The Leafs, who lost to the Bruins in seven games in both 2013 and last spring, could do nothing with a power play that stretched between the first and second periods before Andersen made two more big stops on DeBrusk and Karson Kuhlman.
Muzzin crushed Torey Krug along the boards midway through the period on a hit that sent the wobbly Bruins defenceman to Boston's locker room.
Krug did not return, but the Bruins scored just 11 seconds later when William Nylander inexplicably lost the puck at the side of Toronto's net, leaving an easy tap-in for Heinen at 10:39.
Andersen - by far the best Leaf - robbed Heinen with an exceptional glove save on a power play before Rask made a toe stop on Andreas Johnsson.
Kadri was assessed a hooking penalty late in the period, and as he raced to get back in the play, took a knee-on-knee hit from DeBrusk. Kadri stayed down, skated off on his own and returned for the third.

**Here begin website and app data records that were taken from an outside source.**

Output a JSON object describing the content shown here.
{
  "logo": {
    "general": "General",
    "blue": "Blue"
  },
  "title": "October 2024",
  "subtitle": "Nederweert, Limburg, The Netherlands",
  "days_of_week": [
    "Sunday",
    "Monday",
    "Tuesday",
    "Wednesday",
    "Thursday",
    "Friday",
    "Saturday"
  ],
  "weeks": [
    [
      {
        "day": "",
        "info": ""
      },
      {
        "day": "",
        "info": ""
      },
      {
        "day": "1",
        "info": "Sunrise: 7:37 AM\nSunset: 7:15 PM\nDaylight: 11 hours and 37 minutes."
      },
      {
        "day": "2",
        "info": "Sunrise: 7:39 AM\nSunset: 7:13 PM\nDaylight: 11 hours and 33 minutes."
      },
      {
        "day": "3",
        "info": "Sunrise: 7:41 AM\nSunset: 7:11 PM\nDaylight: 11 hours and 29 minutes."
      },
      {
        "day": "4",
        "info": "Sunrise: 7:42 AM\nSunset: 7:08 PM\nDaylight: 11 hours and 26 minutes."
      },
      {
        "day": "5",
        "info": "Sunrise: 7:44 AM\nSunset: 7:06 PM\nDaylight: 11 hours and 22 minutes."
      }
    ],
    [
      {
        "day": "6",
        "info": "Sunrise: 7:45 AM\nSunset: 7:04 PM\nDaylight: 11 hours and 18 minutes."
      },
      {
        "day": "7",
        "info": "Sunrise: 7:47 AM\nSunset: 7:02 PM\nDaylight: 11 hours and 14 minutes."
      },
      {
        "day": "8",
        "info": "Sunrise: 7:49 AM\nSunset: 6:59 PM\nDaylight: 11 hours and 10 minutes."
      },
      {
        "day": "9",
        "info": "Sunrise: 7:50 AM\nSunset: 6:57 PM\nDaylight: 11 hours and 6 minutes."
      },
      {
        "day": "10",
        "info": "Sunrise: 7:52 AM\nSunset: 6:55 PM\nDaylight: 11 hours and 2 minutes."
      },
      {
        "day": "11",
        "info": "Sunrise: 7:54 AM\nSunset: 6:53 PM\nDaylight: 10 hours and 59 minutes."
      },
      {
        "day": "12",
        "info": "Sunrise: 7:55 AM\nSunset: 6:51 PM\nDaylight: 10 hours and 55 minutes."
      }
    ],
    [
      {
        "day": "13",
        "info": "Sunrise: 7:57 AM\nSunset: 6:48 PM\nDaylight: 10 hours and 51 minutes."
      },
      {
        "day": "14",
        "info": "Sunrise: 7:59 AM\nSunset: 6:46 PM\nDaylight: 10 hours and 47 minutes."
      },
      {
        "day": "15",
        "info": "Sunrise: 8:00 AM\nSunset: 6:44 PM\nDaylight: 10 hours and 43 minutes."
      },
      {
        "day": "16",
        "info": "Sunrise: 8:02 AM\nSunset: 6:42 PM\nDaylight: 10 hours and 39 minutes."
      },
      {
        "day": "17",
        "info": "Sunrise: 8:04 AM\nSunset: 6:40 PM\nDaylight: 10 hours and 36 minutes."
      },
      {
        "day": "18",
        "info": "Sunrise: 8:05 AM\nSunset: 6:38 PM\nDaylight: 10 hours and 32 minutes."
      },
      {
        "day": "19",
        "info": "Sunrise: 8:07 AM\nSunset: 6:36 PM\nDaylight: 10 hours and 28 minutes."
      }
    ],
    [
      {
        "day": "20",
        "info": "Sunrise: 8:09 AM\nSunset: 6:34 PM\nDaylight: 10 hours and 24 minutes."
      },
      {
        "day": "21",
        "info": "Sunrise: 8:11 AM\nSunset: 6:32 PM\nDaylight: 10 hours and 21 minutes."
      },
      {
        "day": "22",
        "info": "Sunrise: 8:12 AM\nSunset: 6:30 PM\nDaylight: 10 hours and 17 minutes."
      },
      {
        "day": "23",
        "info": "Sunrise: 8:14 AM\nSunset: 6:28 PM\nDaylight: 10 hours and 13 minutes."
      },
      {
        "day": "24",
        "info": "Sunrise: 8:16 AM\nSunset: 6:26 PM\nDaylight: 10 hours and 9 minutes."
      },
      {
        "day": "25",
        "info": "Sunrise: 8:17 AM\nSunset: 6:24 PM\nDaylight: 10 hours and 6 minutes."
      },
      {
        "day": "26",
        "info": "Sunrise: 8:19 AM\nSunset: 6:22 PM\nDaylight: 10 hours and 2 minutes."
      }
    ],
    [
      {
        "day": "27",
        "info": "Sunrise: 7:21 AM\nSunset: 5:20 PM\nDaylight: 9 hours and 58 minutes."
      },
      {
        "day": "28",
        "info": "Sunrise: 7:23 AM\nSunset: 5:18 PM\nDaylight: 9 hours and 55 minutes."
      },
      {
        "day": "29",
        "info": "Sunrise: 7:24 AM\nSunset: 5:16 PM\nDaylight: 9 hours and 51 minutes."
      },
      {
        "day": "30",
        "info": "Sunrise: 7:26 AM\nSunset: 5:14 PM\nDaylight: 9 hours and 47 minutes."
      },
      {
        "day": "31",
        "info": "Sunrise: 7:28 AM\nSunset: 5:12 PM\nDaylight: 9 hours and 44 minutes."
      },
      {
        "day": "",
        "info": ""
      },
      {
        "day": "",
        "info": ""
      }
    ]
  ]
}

“I thought it was clean, looking back on it, shoulder to shoulder,” Cassidy said. “Kadri stayed down. That's his prerogative.”
Kadri broke Rask's shutout bid on a deflection at 10:44, but in a moment of madness cross-checked DeBrusk after the Bruins winger hit Patrick Marleau into the curved glass at the end of the bench.
Babcock said if Kadri, who has already been suspended four times in his career, is indeed forced to the sidelines, either Nylander or Marleau will move to centre on the third line behind Matthews and Tavares.
Bergeron scored on the ensuing power play at 15:03 to put a bow on Boston's victory as the Leafs now turn their attention to Game 3 - likely without Kadri.
“Naz is a crucial part of our team,” Tavares said. “Whatever the circumstances are, we believe in the guys in our locker room.”